| ASSIGNMENT |
What lines in the entries below contain the word "data"? Copy all of them.

+ + + + +

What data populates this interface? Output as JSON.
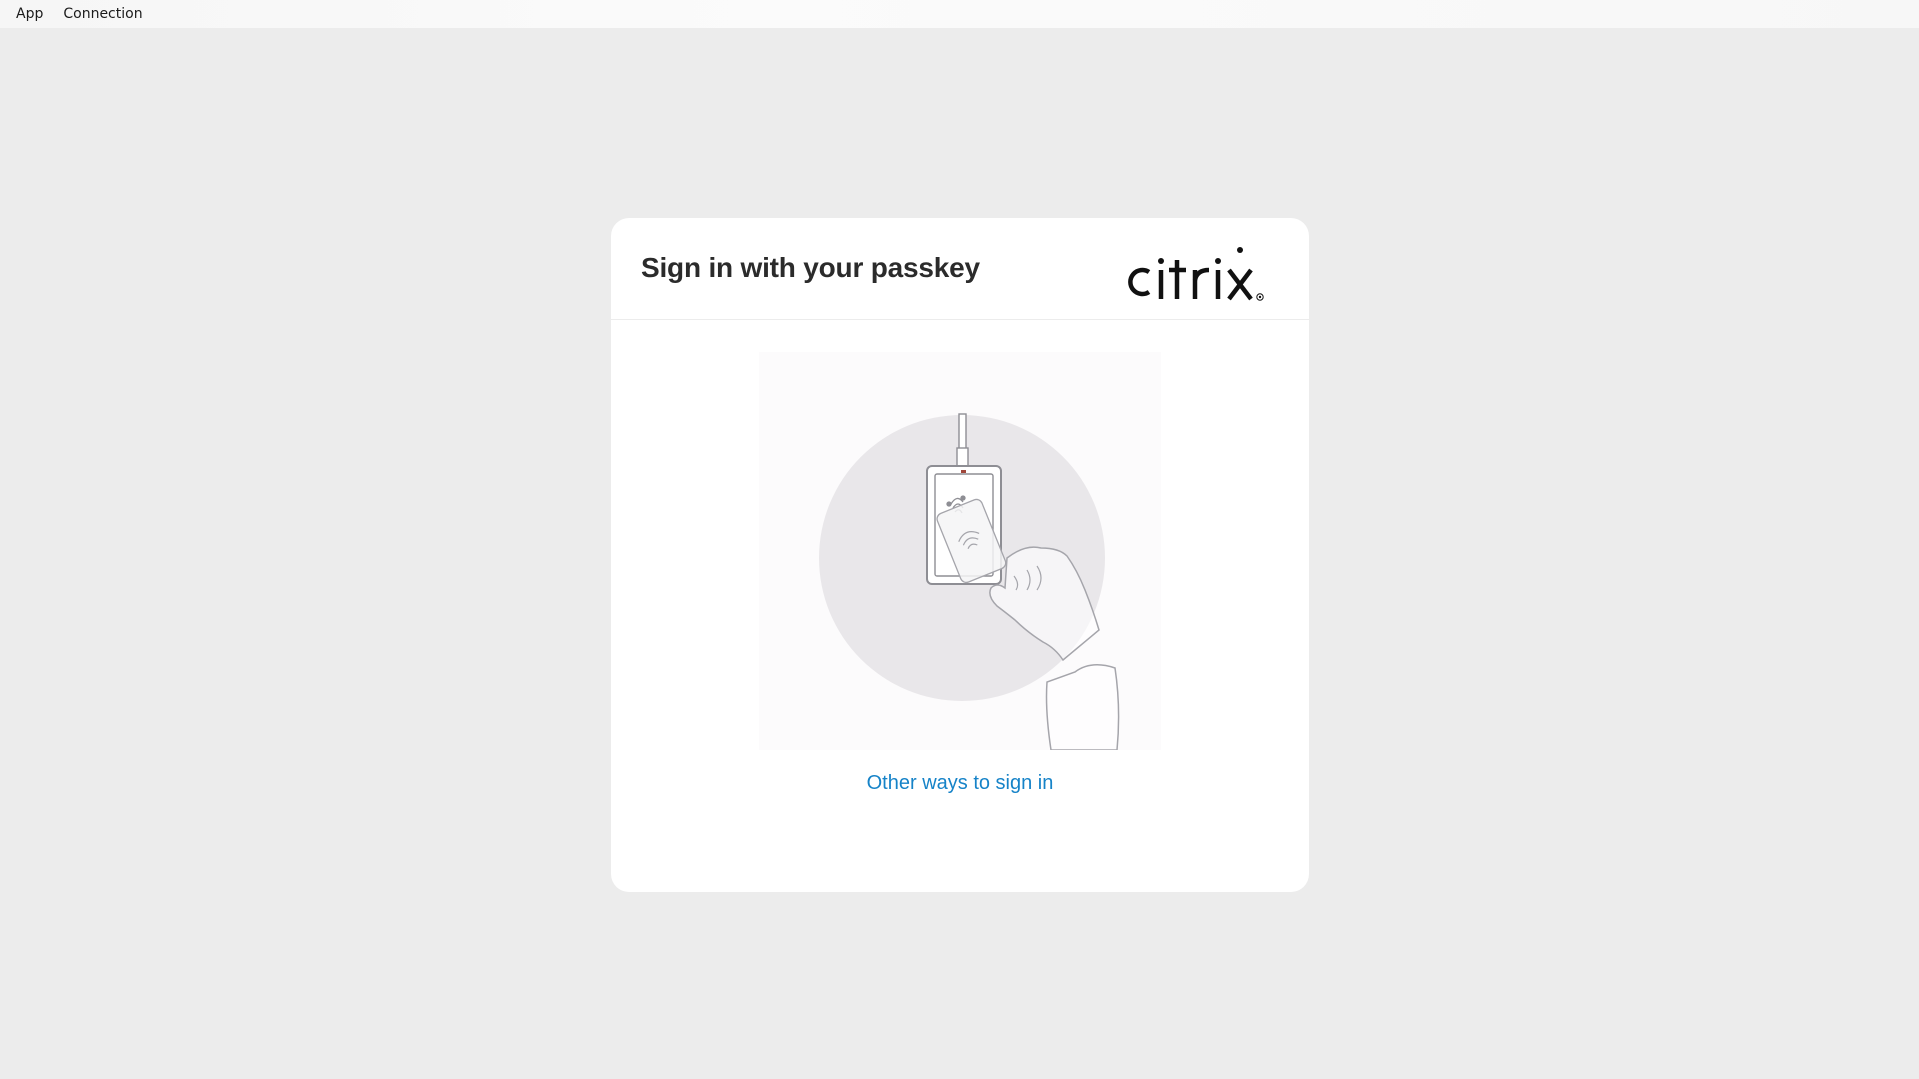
{
  "menubar": {
    "items": [
      {
        "label": "App"
      },
      {
        "label": "Connection"
      }
    ]
  },
  "card": {
    "title": "Sign in with your passkey",
    "logo_text": "citrix",
    "other_ways_link": "Other ways to sign in"
  },
  "colors": {
    "background": "#ececec",
    "card": "#ffffff",
    "link": "#1683c8",
    "title": "#2b2b2b"
  },
  "icons": {
    "illustration": "passkey-security-key-icon"
  }
}
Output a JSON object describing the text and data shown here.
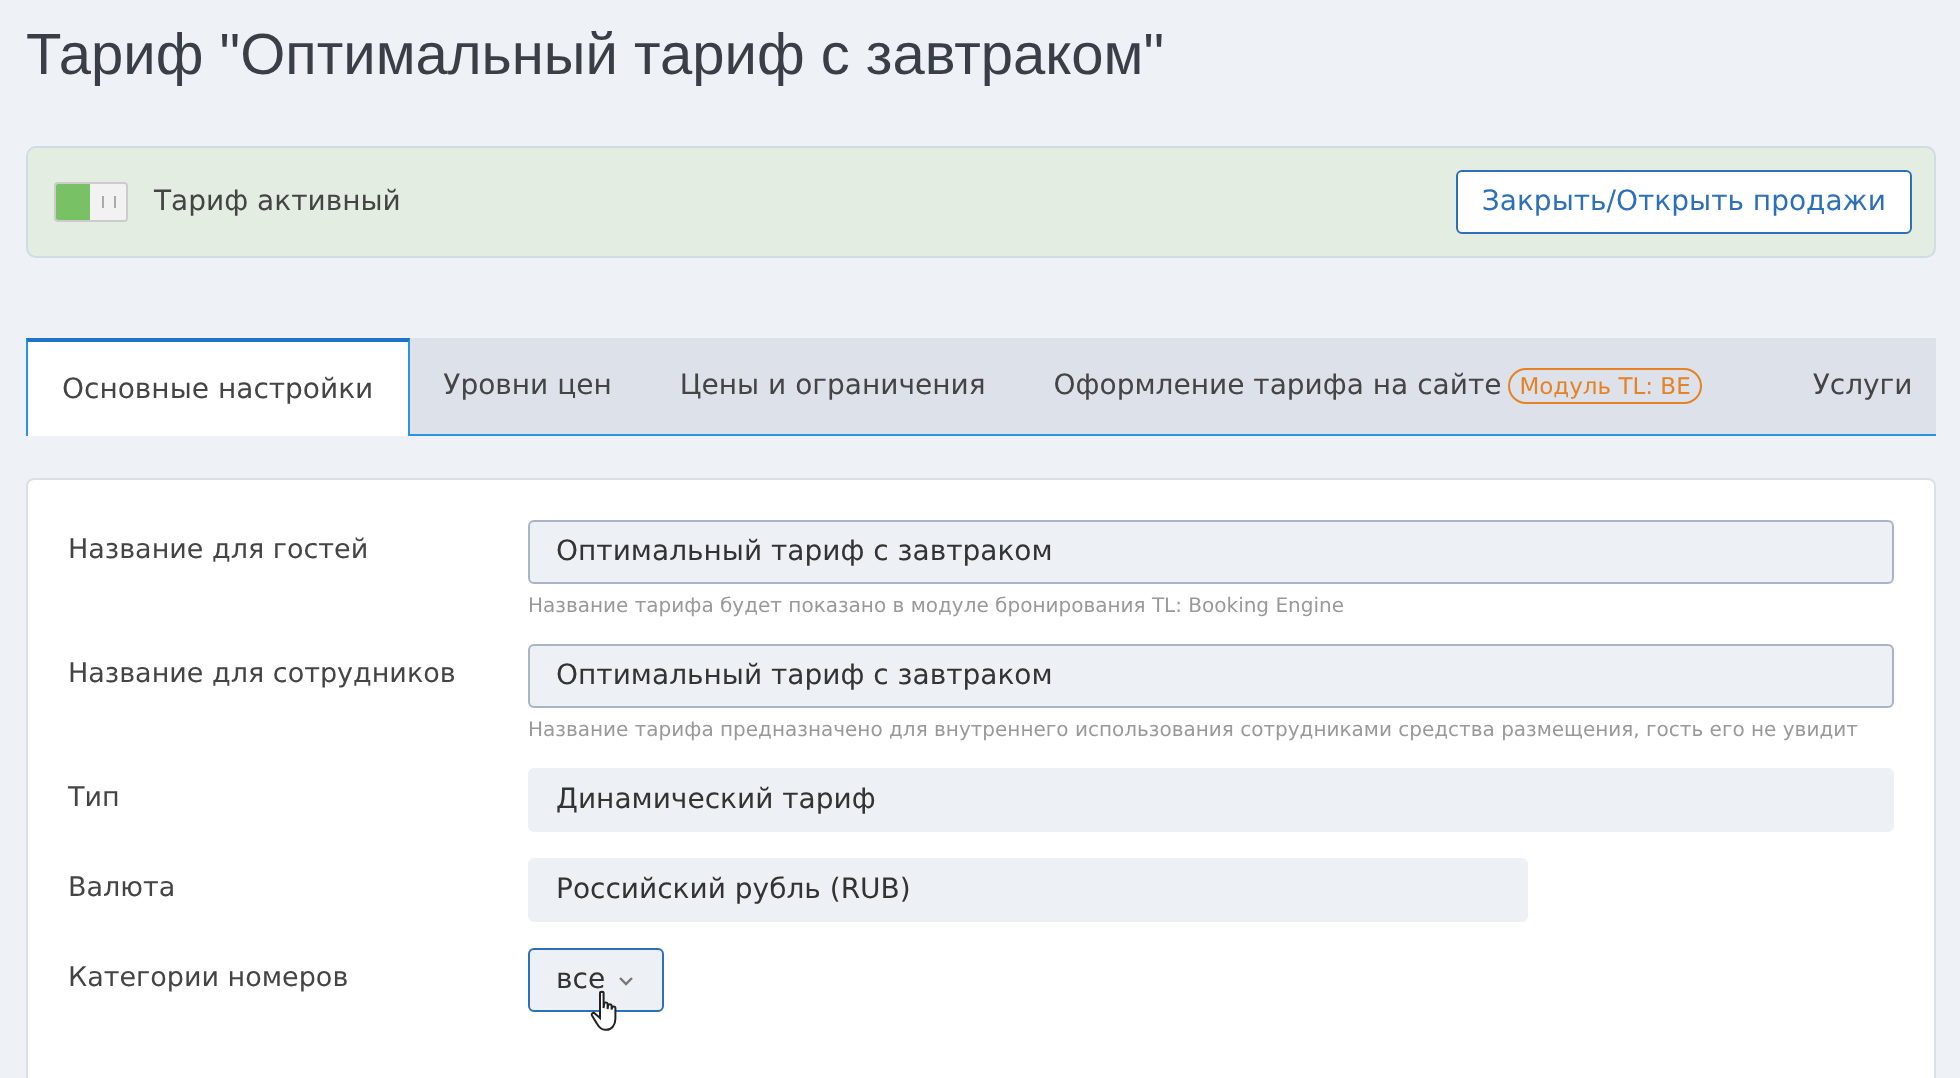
{
  "title": "Тариф \"Оптимальный тариф с завтраком\"",
  "status_banner": {
    "toggle_on": true,
    "label": "Тариф активный",
    "button": "Закрыть/Открыть продажи"
  },
  "tabs": [
    {
      "label": "Основные настройки",
      "selected": true
    },
    {
      "label": "Уровни цен",
      "selected": false
    },
    {
      "label": "Цены и ограничения",
      "selected": false
    },
    {
      "label": "Оформление тарифа на сайте",
      "badge": "Модуль TL: BE",
      "selected": false
    },
    {
      "label": "Услуги",
      "selected": false
    }
  ],
  "fields": [
    {
      "kind": "input",
      "label": "Название для гостей",
      "value": "Оптимальный тариф с завтраком",
      "hint": "Название тарифа будет показано в модуле бронирования TL: Booking Engine"
    },
    {
      "kind": "input",
      "label": "Название для сотрудников",
      "value": "Оптимальный тариф с завтраком",
      "hint": "Название тарифа предназначено для внутреннего использования сотрудниками средства размещения, гость его не увидит"
    },
    {
      "kind": "readonly",
      "label": "Тип",
      "value": "Динамический тариф"
    },
    {
      "kind": "readonly_short",
      "label": "Валюта",
      "value": "Российский рубль (RUB)"
    },
    {
      "kind": "dropdown",
      "label": "Категории номеров",
      "value": "все"
    }
  ]
}
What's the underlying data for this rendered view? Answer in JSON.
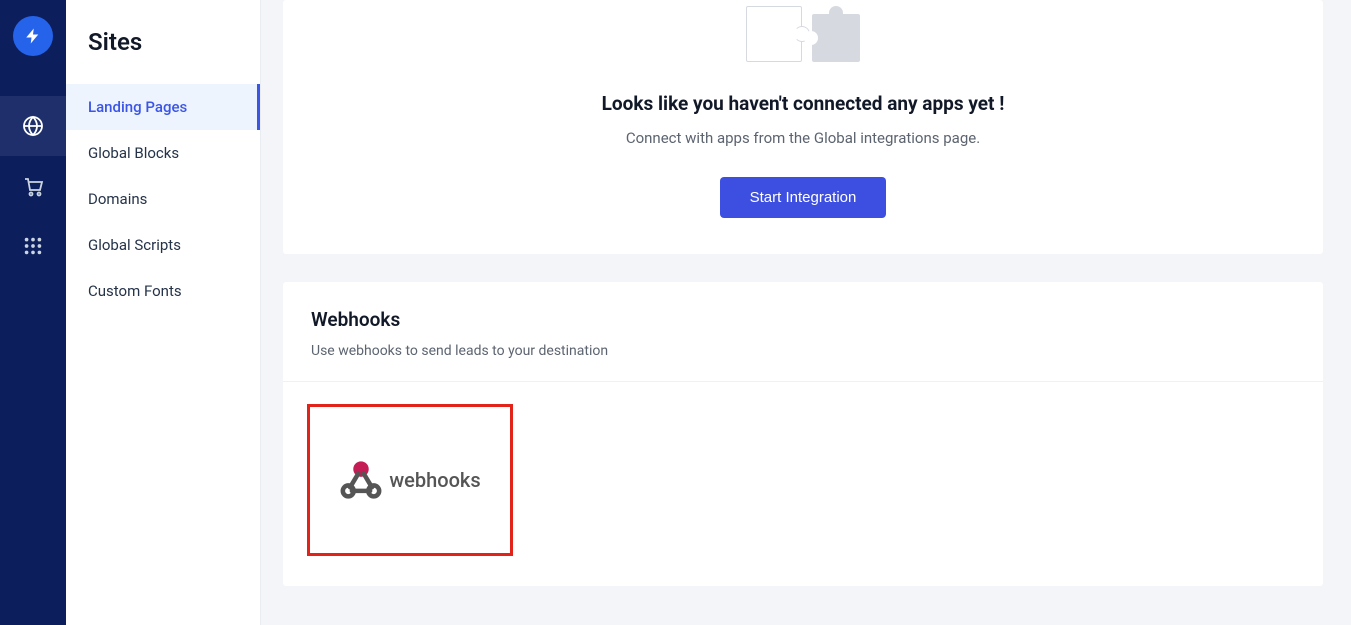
{
  "sidebar": {
    "title": "Sites",
    "items": [
      {
        "label": "Landing Pages",
        "active": true
      },
      {
        "label": "Global Blocks",
        "active": false
      },
      {
        "label": "Domains",
        "active": false
      },
      {
        "label": "Global Scripts",
        "active": false
      },
      {
        "label": "Custom Fonts",
        "active": false
      }
    ]
  },
  "empty_state": {
    "title": "Looks like you haven't connected any apps yet !",
    "subtitle": "Connect with apps from the Global integrations page.",
    "button": "Start Integration"
  },
  "webhooks": {
    "title": "Webhooks",
    "subtitle": "Use webhooks to send leads to your destination",
    "tile_label": "webhooks"
  }
}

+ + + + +

| FINAL ANSWER |
What data populates this interface? Output as JSON.
Output a JSON object describing the text and data shown here.
What's the underlying data for this rendered view? Answer in JSON.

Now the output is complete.